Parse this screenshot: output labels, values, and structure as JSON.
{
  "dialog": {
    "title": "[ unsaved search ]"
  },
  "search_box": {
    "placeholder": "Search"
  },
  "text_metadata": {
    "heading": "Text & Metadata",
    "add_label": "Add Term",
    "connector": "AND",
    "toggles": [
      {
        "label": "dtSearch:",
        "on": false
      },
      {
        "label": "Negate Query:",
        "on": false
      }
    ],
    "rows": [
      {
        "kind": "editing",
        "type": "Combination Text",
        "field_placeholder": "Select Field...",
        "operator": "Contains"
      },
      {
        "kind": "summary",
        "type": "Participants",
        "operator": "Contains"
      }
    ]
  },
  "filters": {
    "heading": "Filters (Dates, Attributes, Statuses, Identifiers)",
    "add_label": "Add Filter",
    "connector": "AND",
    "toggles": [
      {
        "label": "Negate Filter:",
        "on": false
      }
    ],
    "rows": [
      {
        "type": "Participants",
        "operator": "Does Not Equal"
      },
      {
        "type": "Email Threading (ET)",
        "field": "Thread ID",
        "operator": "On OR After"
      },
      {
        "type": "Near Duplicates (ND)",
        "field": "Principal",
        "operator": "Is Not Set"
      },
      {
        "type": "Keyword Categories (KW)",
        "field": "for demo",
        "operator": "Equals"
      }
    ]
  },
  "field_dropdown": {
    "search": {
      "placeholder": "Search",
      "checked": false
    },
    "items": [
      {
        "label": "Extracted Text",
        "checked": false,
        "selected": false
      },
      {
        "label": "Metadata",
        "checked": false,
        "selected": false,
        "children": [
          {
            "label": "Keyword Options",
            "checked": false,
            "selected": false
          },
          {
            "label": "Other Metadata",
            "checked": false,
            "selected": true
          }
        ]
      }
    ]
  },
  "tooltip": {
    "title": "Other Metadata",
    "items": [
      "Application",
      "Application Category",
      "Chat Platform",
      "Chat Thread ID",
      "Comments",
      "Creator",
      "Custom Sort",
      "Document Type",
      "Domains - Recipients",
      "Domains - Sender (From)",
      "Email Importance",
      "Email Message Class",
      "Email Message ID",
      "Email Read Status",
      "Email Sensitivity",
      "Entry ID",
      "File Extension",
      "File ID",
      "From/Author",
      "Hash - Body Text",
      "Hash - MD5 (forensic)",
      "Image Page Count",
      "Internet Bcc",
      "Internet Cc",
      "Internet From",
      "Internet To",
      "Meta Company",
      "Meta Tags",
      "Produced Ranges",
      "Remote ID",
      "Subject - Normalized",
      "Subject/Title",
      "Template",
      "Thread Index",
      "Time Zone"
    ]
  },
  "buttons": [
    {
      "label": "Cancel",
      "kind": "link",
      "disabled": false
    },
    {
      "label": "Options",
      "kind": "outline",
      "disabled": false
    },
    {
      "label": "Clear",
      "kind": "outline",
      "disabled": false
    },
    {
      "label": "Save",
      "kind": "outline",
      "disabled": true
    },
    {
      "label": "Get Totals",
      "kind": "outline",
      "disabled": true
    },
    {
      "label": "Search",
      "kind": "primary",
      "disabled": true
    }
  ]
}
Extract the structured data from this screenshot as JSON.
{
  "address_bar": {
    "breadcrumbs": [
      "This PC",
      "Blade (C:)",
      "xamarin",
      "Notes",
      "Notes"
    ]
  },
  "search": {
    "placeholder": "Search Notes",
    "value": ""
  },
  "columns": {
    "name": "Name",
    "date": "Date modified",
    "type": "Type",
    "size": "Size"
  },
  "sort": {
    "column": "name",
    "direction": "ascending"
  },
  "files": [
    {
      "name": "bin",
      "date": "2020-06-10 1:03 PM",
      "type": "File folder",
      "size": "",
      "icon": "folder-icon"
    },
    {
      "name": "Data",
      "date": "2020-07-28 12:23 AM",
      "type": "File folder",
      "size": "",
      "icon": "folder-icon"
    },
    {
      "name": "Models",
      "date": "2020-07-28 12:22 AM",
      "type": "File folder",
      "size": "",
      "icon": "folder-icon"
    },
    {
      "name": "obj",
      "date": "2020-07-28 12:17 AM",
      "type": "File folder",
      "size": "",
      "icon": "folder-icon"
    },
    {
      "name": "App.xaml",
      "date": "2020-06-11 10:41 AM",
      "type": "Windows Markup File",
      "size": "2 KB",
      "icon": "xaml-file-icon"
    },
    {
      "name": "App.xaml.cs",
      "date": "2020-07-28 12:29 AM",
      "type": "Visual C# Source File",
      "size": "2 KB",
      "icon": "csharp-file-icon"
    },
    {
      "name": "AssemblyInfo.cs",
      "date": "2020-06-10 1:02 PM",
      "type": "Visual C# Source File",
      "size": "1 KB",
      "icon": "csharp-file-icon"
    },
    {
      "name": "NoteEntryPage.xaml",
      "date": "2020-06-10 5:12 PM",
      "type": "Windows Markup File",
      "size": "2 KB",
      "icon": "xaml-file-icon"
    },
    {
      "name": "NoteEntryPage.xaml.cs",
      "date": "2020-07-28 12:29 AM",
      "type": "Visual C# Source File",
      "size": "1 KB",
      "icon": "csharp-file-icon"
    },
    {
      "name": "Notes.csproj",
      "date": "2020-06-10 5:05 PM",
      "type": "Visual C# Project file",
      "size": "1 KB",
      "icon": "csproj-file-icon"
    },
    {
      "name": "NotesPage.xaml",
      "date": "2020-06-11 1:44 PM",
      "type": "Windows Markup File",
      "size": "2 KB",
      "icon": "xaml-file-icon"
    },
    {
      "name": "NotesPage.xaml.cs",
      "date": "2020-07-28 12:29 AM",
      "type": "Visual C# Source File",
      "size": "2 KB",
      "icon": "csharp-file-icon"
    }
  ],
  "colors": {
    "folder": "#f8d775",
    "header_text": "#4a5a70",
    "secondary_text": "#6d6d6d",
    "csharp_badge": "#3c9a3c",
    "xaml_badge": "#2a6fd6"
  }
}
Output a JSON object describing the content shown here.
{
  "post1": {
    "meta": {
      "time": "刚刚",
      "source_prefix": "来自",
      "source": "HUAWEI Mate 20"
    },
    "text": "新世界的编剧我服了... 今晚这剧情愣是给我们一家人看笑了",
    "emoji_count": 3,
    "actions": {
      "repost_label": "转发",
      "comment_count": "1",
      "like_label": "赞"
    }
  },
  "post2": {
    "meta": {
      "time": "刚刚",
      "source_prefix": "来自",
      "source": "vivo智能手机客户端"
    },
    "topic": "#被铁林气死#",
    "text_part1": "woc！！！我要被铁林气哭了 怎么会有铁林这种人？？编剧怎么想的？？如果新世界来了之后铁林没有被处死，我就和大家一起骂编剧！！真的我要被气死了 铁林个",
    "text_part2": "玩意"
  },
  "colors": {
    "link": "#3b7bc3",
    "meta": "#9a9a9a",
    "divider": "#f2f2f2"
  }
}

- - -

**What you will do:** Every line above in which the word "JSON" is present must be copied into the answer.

**Answer to this task:**
Parse this screenshot: output labels, values, and structure as JSON.
Extract the structured data from this screenshot as JSON.
Output a JSON object describing the content shown here.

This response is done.